Skip to main content
### Number and algebra

### Geometry and measure

### Probability and statistics

### Working mathematically

### Advanced mathematics

### For younger learners

# Hollow Squares

**How could you quickly work out the number of dots in each?**

Click below to see two methods of dividing up the dots that might help you work it out:

Alison's Method:

Charlie's Method:

## You may also like

### DOTS Division

### Sixational

Or search by topic

Age 14 to 16

Challenge Level

*Hollow Squares printable worksheet*

In Napoleonic battles a hollow square was a popular formation for an infantry battalion designed to cope with Cavalry charges.

For example, the picture on the right shows a recreation of Wellington's army at Waterloo.

Below are two diagrams showing symmetrical hollow square formations.

Click below to see two methods of dividing up the dots that might help you work it out:

Alison's Method:

Charlie's Method:

**A general has**** 960 soldiers. ****How many different ways can he arrange his**** battalion**** in a symmetric hollow square?**

What can you say about battalion sizes that **can't** be arranged as symmetric hollow squares?

**Can you find a general strategy for arranging any possible battalion into all possible symmetric hollow squares?**

What about hollow squares that are not symmetric...?

*You may also like to take a look at What's Possible?*

*With thanks to Don Steward, whose ideas formed the basis of this problem.*

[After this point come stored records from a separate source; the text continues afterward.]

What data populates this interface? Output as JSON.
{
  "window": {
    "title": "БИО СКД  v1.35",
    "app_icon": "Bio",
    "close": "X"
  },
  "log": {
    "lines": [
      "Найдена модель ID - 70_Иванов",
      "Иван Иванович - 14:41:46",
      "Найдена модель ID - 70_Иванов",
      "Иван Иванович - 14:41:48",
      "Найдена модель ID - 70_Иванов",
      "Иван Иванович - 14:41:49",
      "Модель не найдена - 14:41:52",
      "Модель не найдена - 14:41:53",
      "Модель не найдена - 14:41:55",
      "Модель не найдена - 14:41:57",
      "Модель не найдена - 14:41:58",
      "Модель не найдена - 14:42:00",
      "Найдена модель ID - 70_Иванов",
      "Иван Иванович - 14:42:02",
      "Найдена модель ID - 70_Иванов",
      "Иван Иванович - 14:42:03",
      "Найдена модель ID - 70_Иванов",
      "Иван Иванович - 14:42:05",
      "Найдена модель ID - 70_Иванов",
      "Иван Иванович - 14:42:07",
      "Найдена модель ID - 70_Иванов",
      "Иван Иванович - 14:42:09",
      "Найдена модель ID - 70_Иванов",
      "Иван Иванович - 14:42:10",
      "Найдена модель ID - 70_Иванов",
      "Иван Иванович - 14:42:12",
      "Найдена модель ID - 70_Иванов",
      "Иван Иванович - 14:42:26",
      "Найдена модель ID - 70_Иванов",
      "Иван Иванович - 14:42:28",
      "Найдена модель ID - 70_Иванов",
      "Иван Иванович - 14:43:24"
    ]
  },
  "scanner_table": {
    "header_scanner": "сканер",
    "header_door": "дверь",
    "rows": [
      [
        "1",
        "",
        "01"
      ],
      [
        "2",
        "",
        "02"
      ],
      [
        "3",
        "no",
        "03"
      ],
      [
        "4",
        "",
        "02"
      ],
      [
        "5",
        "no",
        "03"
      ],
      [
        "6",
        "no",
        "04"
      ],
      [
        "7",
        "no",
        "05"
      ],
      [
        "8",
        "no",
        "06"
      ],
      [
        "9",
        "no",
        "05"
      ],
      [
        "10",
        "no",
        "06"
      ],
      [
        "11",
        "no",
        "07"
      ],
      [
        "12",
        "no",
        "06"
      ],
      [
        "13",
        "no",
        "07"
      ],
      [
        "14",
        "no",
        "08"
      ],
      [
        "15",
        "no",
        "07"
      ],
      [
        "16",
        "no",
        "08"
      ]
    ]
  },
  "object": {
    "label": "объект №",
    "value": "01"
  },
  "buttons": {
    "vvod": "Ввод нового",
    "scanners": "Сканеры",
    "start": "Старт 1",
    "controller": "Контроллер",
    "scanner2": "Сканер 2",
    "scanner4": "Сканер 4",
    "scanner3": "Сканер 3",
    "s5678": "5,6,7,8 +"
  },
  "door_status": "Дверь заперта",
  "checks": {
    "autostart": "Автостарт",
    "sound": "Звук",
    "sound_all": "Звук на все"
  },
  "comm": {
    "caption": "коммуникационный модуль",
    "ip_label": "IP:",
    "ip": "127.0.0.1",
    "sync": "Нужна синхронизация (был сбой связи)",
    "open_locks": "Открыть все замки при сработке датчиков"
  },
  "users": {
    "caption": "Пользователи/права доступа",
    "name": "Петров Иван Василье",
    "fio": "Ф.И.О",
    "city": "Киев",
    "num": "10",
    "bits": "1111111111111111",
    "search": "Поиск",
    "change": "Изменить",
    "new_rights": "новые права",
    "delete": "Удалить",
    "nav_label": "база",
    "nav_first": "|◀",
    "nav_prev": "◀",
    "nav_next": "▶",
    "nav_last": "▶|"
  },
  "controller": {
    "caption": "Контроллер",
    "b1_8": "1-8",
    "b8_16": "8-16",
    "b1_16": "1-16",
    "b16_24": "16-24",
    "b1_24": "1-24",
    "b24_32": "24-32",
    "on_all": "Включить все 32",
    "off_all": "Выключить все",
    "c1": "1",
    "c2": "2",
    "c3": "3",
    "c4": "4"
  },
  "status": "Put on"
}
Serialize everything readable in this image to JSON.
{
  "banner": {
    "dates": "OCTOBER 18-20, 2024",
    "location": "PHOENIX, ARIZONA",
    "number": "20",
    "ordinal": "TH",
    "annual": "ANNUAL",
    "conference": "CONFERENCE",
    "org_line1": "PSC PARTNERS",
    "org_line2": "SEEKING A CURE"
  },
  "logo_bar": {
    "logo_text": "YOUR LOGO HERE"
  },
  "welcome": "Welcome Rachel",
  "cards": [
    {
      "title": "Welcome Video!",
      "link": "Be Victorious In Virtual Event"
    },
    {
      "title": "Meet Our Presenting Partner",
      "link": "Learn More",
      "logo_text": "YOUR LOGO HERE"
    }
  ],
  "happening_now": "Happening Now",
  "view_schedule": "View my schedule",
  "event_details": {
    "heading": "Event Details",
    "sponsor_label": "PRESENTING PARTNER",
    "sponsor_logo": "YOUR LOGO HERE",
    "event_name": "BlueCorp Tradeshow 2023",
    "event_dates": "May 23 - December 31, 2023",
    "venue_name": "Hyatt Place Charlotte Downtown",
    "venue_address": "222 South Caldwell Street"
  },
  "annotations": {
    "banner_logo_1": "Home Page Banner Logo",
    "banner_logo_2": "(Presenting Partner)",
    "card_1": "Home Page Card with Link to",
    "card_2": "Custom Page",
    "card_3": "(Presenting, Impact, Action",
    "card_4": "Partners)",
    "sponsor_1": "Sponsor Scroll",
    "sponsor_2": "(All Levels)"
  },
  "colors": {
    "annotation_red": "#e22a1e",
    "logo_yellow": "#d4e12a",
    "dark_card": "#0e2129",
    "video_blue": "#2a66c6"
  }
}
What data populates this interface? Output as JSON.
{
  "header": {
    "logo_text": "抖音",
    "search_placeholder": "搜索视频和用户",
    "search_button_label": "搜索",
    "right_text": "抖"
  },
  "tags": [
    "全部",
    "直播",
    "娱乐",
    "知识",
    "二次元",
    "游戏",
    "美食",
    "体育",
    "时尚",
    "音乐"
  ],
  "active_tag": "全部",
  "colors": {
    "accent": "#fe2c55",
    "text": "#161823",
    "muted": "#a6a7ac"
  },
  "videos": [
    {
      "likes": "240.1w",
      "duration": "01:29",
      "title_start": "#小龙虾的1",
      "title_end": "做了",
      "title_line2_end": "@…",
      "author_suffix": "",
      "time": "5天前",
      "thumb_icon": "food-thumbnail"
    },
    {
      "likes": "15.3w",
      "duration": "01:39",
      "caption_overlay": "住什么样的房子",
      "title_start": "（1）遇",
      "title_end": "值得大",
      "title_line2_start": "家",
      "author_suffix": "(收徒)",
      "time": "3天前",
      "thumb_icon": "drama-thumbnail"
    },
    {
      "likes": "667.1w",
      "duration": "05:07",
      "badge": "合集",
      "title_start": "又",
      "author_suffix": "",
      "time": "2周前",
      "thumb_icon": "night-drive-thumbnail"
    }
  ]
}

Take any pair of two digit numbers x=ab and y=cd where, without loss of generality, ab > cd . Form two 4 digit numbers r=abcd and s=cdab and calculate: {r^2 - s^2} /{x^2 - y^2}.

The nth term of a sequence is given by the formula n^3 + 11n. Find the first four terms of the sequence given by this formula and the first term of the sequence which is bigger than one million. Prove that all terms of the sequence are divisible by 6.